GOAL OF THE EXERCISE >> Could you return every line of the records below that contains the word "Festival"?

- - -

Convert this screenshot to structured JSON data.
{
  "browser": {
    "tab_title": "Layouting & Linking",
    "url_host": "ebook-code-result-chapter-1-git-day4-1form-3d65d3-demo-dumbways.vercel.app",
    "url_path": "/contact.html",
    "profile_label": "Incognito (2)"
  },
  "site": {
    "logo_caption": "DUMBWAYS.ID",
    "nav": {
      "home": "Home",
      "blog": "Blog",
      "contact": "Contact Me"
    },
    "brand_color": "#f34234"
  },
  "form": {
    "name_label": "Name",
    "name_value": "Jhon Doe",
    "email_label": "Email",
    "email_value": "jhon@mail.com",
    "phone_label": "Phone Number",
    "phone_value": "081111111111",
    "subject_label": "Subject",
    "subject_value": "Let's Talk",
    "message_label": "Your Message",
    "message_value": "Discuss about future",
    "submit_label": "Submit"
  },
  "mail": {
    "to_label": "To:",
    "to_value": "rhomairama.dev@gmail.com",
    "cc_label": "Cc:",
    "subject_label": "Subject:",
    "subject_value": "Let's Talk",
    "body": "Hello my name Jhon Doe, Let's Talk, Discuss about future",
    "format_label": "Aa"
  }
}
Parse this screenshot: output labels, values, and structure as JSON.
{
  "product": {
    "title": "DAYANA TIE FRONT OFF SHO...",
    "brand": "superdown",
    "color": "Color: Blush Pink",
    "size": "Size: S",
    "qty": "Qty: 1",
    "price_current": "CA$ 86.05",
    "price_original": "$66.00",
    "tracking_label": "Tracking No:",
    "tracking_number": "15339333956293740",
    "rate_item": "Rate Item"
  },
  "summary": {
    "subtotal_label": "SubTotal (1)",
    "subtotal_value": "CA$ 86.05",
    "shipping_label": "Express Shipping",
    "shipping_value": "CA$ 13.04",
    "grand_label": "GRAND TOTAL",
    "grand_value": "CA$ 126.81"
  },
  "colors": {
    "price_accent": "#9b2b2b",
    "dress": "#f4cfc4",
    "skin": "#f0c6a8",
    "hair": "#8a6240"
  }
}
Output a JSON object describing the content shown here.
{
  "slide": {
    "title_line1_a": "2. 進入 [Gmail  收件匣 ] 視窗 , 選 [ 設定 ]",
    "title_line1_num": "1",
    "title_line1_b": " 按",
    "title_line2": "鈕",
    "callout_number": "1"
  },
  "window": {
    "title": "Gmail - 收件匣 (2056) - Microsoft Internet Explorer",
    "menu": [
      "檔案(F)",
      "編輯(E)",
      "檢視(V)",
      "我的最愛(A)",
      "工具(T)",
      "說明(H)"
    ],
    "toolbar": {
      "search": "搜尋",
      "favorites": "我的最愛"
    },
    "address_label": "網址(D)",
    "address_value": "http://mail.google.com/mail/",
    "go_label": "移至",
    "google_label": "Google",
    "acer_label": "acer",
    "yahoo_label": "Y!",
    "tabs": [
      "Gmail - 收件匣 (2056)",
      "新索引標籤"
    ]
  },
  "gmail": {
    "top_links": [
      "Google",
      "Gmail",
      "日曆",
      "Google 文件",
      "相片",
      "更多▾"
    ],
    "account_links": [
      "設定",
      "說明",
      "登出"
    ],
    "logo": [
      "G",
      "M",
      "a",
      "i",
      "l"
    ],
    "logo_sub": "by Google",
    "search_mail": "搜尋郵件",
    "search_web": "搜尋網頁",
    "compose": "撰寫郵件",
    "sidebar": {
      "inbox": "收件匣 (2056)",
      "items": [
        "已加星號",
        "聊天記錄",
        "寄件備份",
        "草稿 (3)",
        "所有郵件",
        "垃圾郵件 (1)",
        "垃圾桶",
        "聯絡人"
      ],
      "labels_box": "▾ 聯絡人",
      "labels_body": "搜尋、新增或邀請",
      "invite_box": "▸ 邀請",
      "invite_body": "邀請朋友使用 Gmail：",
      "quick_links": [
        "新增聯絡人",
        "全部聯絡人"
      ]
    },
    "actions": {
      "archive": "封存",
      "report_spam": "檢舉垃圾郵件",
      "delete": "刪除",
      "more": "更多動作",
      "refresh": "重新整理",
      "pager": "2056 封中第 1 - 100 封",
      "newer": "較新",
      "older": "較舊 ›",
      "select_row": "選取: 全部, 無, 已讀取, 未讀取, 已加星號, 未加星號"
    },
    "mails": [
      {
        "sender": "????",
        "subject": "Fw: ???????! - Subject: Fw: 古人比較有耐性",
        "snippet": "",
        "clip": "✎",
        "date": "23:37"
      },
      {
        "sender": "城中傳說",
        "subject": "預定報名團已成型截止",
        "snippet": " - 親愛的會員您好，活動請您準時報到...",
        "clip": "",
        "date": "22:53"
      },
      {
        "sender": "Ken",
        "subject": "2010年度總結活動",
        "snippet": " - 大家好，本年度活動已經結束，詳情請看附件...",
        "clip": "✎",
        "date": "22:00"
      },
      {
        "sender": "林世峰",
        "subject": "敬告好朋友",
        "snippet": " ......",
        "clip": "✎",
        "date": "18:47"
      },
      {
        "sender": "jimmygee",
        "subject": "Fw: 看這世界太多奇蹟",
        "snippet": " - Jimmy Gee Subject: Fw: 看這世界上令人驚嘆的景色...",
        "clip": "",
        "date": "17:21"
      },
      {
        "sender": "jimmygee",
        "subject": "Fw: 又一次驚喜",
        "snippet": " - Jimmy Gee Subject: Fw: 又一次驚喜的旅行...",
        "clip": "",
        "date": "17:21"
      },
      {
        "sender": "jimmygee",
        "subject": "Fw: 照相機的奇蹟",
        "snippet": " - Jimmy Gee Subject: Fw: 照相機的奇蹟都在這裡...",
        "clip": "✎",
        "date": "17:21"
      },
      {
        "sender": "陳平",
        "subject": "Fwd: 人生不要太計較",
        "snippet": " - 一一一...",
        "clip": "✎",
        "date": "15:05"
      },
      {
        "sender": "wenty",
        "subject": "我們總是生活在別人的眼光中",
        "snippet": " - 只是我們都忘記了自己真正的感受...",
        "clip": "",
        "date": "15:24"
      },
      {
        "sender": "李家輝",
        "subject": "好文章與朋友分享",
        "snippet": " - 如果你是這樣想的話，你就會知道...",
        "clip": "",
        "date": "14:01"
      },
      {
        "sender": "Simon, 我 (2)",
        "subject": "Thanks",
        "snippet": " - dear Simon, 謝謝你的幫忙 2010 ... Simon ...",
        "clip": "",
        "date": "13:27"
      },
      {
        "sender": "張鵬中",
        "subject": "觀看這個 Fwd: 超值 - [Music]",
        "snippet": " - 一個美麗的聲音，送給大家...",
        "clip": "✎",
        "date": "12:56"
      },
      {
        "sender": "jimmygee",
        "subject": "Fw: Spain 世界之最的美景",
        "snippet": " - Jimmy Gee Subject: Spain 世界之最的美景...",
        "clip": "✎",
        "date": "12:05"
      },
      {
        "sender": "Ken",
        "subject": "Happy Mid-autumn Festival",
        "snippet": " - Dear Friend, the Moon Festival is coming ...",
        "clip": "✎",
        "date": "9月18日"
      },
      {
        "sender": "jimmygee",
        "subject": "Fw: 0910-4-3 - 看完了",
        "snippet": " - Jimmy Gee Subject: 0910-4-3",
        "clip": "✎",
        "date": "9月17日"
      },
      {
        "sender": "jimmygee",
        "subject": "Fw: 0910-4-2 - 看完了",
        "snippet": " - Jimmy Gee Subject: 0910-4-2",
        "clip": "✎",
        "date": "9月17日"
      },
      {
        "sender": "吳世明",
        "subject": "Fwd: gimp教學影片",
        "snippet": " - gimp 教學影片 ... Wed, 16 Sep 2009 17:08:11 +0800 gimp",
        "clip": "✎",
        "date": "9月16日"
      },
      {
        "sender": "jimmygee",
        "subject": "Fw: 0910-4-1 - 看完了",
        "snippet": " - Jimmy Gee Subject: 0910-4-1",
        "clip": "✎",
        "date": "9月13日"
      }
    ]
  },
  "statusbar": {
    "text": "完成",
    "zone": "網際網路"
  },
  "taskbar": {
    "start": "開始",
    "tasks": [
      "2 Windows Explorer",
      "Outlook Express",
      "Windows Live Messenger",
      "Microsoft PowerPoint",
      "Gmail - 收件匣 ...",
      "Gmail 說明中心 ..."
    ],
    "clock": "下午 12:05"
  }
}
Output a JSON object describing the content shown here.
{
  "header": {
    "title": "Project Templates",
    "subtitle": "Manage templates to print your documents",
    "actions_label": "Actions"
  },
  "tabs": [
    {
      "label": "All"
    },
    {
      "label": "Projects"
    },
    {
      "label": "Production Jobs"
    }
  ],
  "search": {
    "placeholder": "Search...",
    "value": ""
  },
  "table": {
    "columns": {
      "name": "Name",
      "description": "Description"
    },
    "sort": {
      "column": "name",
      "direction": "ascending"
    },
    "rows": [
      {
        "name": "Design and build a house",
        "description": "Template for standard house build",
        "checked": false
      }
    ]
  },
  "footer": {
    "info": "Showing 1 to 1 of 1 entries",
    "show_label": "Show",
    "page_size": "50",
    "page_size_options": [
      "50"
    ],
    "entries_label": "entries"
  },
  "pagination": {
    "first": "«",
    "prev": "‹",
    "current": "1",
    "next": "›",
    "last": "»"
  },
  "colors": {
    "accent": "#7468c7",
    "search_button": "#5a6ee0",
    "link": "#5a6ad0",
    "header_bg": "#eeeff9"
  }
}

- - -

EXERCISE SOLUTION >>
        "subject": "Happy Mid-autumn Festival",
        "snippet": " - Dear Friend, the Moon Festival is coming ...",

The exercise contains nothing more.